The Senate Judiciary Committee on Thursday sent a bill to the floor that aims to crack down on so-called patent trolls.
The committee voted to advance the bill 16-4, clearing a hurdle that proved impassable in the last Congress when senators clashed over the details of the legislation.
"I’d like to point out that, as this bill moves to the floor, there remain a few issues that need to be resolved," said Chairman Chuck GrassleyChuck GrassleyMnuchin, Price meet with GOP senators Business groups express support for Branstad nomination 10 no-brainer ways to cut healthcare costs without hurting quality MORE (R-Iowa).
Sens. Cruz, David VitterDavid VitterPoll: Republican holds 14-point lead in Louisiana Senate runoff Louisiana dishes last serving of political gumbo Trump tweets about flag burning, setting off a battle MORE (R-La.), Dick DurbinDick DurbinGOP eyes big gamble on ObamaCare Senate Democrats dig in as shutdown approaches Overnight Finance: Senate Dems dig in as shutdown looms | Trump taps fast-food exec for Labor chief | Portland's new CEO tax MORE (D-Ill.) and Chris CoonsChris CoonsThe Hill's 12:30 Report The Hill's 12:30 Report Trump gets chance to remake the courts MORE (D-Del.) all voted against the bill.
Technology companies and retailers have pushed hard for the past few years to get a bill passed to address what they see as the growing abuse of the legal system, with trolls buying up patents solely for the purpose of extracting financial settlements.
The bill approved Thursday includes a number of substantial additions to placate companies in the pharmaceutical and biotechnology industries. The underlying bill also contains a number of compromises compared to the House version, which is expected to be marked up in the near future.
Lawmakers have engaged in a delicate dance to satisfy as many interests without blowing up the overall deal. From the start, lawmakers have said no industry will get everything it wants in the bill.
"We have gotten some flack from some of our allies in the tech community for making some of the changes from the universities, pharmaceuticals to the legal provisions in terms of who pays. But we're trying to seek balance here," said Sen. Charles SchumerCharles SchumerSenate Dems hold out on spending deal, risking shutdown Dems see ’18 upside in ObamaCare repeal Confirm Gary Richard Brown for the Eastern District of New York MORE (D-N.Y.), who helped negotiate the bill.
The legislation makes a number of changes to the patent litigation process, dealing with pleadings and discovery standards, fee shifting, demand letters, and rules allowing end users to delay infringement lawsuits while similar cases are litigated against the manufacturer of technology. Companies say all of those tools are being used to bully them into patent settlements.
Coons and Durbin are critical of the legislation, arguing the changes would make it harder for people to defend legitimate patents.
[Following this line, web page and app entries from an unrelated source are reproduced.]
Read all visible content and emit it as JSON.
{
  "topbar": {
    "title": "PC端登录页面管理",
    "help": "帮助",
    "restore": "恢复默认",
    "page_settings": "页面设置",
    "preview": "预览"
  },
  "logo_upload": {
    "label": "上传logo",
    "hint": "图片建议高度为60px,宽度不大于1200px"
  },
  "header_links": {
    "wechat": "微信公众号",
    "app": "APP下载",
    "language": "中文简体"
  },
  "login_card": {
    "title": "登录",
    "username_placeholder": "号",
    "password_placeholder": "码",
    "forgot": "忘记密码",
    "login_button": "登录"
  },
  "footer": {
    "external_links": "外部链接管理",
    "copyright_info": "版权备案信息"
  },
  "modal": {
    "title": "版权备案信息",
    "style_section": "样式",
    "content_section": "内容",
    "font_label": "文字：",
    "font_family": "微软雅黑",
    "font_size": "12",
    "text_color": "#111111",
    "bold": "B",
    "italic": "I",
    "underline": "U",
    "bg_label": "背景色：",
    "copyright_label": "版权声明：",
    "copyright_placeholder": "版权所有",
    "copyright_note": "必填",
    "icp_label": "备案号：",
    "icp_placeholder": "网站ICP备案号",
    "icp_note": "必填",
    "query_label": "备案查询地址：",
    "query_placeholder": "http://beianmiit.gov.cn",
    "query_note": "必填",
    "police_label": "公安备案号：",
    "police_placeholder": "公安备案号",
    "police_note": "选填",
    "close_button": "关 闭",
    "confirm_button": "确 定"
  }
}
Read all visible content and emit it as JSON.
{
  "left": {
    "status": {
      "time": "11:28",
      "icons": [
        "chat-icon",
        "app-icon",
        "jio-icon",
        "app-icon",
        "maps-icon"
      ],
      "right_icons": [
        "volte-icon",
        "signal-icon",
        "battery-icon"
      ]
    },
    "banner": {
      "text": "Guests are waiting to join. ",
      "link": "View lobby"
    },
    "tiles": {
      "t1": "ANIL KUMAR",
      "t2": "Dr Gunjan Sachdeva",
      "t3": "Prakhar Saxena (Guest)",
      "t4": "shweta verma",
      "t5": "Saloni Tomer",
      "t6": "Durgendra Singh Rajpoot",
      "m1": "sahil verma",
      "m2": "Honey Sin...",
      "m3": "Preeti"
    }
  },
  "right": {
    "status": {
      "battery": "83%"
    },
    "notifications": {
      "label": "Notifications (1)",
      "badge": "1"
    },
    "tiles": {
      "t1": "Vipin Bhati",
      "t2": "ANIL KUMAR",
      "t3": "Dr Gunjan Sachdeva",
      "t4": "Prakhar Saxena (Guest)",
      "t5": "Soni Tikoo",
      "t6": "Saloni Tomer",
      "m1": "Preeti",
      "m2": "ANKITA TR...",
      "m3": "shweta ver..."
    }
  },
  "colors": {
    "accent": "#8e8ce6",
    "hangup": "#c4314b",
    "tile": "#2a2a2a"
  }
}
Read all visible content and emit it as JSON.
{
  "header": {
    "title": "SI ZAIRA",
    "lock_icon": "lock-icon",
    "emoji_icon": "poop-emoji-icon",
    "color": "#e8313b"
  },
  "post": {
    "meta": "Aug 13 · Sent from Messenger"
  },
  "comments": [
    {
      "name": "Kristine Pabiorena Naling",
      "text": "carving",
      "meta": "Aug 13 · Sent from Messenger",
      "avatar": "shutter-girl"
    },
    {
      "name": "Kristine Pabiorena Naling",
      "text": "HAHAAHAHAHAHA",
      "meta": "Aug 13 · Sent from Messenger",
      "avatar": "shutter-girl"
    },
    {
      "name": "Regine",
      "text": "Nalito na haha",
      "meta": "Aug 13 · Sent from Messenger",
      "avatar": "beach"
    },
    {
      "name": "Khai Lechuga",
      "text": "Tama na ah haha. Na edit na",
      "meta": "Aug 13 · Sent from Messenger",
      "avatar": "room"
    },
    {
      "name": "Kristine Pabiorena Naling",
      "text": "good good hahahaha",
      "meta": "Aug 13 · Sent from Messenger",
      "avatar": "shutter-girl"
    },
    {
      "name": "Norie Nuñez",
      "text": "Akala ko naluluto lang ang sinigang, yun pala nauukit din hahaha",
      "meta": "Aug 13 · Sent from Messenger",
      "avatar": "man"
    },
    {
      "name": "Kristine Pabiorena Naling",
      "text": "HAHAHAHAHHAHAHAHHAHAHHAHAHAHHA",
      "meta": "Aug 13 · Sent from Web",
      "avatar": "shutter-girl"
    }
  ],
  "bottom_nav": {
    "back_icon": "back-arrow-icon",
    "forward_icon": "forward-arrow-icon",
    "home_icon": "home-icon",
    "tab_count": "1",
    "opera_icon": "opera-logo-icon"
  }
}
A half dozen amendments by Coons were handily voted down, which tracked closely with his alternate patent legislation introduced earlier this year. At one point during the markup, Sen. John CornynJohn CornynSenate Democrats dig in as shutdown approaches Overnight Energy: Fight over miners' benefits risks shutdown | Flint aid crosses finish line in House Overnight Finance: Senate Dems dig in as shutdown looms | Trump taps fast-food exec for Labor chief | Portland's new CEO tax MORE (R-Texas), who helped negotiate the deal, accused Coons of "piecemeal trying to upset the delicate balance we are trying to achieve here."
One amendment sponsored by Sen. Dianne FeinsteinDianne FeinsteinFeinstein after dinner with Clinton: She has 'accepted' her loss Dems fear Trump undermining US stature Dems push for panel to probe Russian interference in election MORE (D-Calif.) that was approved Thursday would bar demand letters from containing a specific monetary settlement request.
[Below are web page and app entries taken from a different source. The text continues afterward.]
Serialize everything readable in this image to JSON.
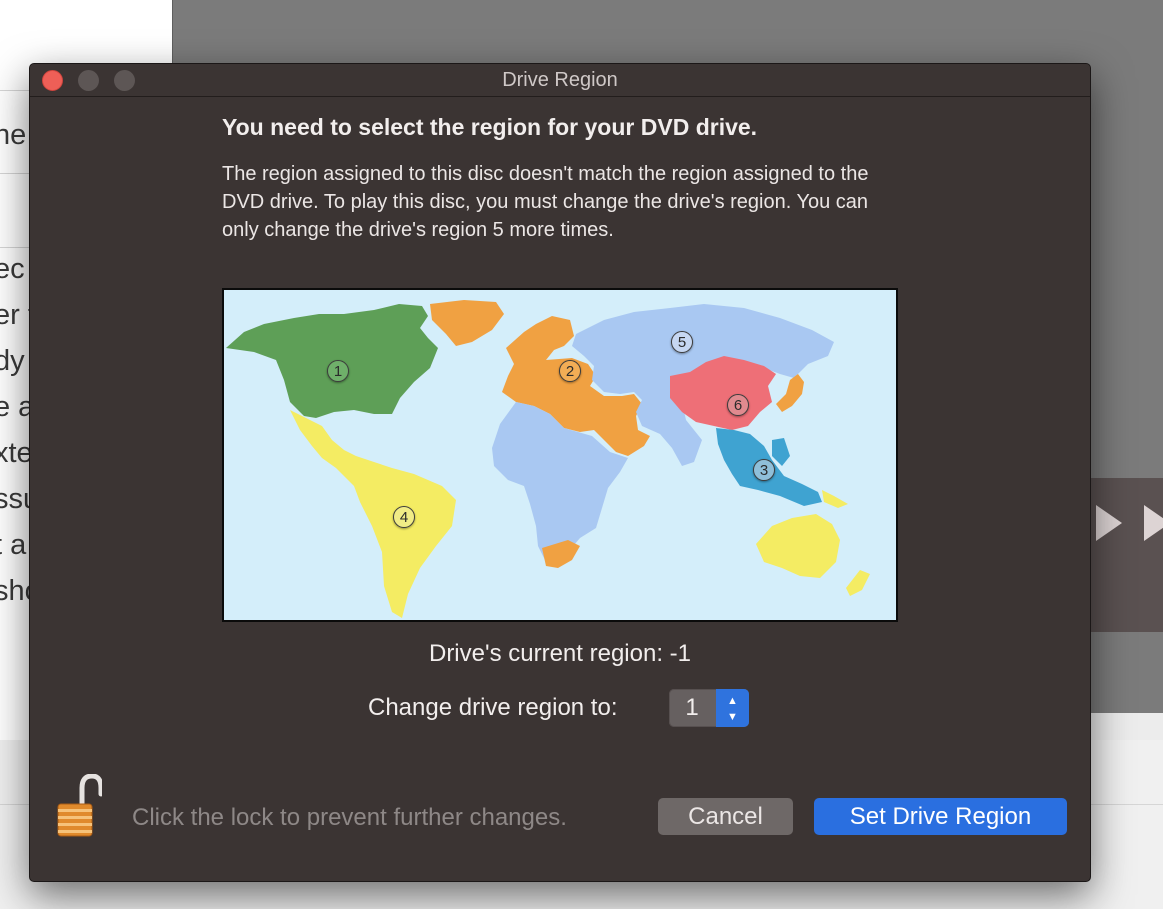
{
  "window": {
    "title": "Drive Region"
  },
  "dialog": {
    "heading": "You need to select the region for your DVD drive.",
    "message": "The region assigned to this disc doesn't match the region assigned to the DVD drive. To play this disc, you must change the drive's region. You can only change the drive's region 5 more times.",
    "current_region_text": "Drive's current region: -1",
    "change_label": "Change drive region to:",
    "selected_region": "1",
    "lock_hint": "Click the lock to prevent further changes.",
    "cancel_label": "Cancel",
    "primary_label": "Set Drive Region"
  },
  "map": {
    "markers": [
      "1",
      "2",
      "3",
      "4",
      "5",
      "6"
    ],
    "region_colors": {
      "1": "#5e9f57",
      "2": "#f0a142",
      "3": "#3fa3d1",
      "4": "#f4ec63",
      "5": "#a9c8f2",
      "6": "#ee6f77"
    },
    "ocean_color": "#d4eefa"
  },
  "background": {
    "side_text": [
      "he",
      "ec",
      "er t",
      "dy",
      "e a",
      "xte",
      "ssu",
      "t a",
      "sho"
    ]
  },
  "colors": {
    "dialog_bg": "#3b3433",
    "accent": "#2a6fe0",
    "close": "#ee5f57"
  }
}
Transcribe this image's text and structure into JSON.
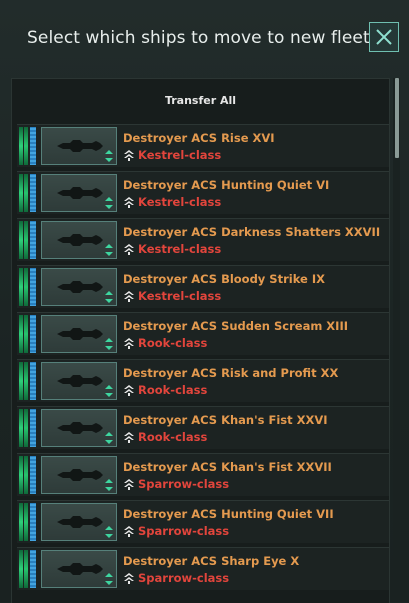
{
  "window": {
    "title": "Select which ships to move to new fleet",
    "close_icon": "close-x-icon"
  },
  "list": {
    "transfer_all_label": "Transfer All",
    "rows": [
      {
        "name": "Destroyer ACS Rise XVI",
        "class": "Kestrel-class"
      },
      {
        "name": "Destroyer ACS Hunting Quiet VI",
        "class": "Kestrel-class"
      },
      {
        "name": "Destroyer ACS Darkness Shatters XXVII",
        "class": "Kestrel-class"
      },
      {
        "name": "Destroyer ACS Bloody Strike IX",
        "class": "Kestrel-class"
      },
      {
        "name": "Destroyer ACS Sudden Scream XIII",
        "class": "Rook-class"
      },
      {
        "name": "Destroyer ACS Risk and Profit XX",
        "class": "Rook-class"
      },
      {
        "name": "Destroyer ACS Khan's Fist XXVI",
        "class": "Rook-class"
      },
      {
        "name": "Destroyer ACS Khan's Fist XXVII",
        "class": "Sparrow-class"
      },
      {
        "name": "Destroyer ACS Hunting Quiet VII",
        "class": "Sparrow-class"
      },
      {
        "name": "Destroyer ACS Sharp Eye X",
        "class": "Sparrow-class"
      }
    ]
  },
  "colors": {
    "ship_name": "#e49a4f",
    "ship_class": "#e2453c",
    "hull_bar": "#2fd07a",
    "shield_bar": "#4fb6f0",
    "accent": "#6fbfb0"
  }
}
"What I have seen is a shakedown. That's what these demand letters are," Feinstein said.
Recent debate has focused on additions to placate concerns from the the pharmaceutical and biotechnology industries about trial-like proceedings in the U.S. Patent and Trademark Office (PTO), which were set up after Congress last passed a patent bill in 2011.
Those proceedings at the PTO — known as post grant and inter partes reviews — were meant to offer a faster and cheaper way to challenge the validity of a patent.
Supporters say the proceedings are important to weed out weak or vague patents. But critics argue the system is skewed too far against patent holders, and succeeded in getting a whole new section added to the reform bill dealing with the issue.
Those changes at the PTO have been derided by the technology community as having the potential to "significantly weaken" the process. But at least one major patent trade group, United for Patent Reform, representing major tech companies and retailers, has said the change won't cause it to oppose the bill.
Lawmakers still have a number of issues to work out with the PTO provision, including one that would exclude certain Food and Drug Administration-approved drugs from the proceedings.
This story was updated a 1 p.m.